WHAT IS BEING ASKED
A single number is required: how many lines in the data below contain "devices".

[Collection entries]
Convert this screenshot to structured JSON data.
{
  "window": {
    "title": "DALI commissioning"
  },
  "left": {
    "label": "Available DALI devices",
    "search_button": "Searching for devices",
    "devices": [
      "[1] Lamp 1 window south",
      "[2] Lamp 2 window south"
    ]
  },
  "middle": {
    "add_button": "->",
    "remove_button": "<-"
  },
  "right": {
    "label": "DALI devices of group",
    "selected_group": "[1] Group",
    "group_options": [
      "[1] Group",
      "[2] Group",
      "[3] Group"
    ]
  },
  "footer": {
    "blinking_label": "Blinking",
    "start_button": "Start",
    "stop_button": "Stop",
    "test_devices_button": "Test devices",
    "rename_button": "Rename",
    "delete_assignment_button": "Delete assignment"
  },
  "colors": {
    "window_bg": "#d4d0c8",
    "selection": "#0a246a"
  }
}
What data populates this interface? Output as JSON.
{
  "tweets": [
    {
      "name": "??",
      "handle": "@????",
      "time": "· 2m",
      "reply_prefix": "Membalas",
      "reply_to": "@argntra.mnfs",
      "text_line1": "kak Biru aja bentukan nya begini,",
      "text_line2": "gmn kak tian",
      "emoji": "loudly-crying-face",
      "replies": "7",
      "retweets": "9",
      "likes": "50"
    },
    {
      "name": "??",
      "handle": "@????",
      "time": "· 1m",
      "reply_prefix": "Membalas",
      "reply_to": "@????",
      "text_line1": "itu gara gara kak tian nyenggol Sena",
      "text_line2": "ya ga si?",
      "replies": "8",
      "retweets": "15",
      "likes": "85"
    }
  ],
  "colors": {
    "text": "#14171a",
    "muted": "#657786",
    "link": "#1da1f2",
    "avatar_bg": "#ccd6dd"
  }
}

SOLUTION FOR THIS TASK
5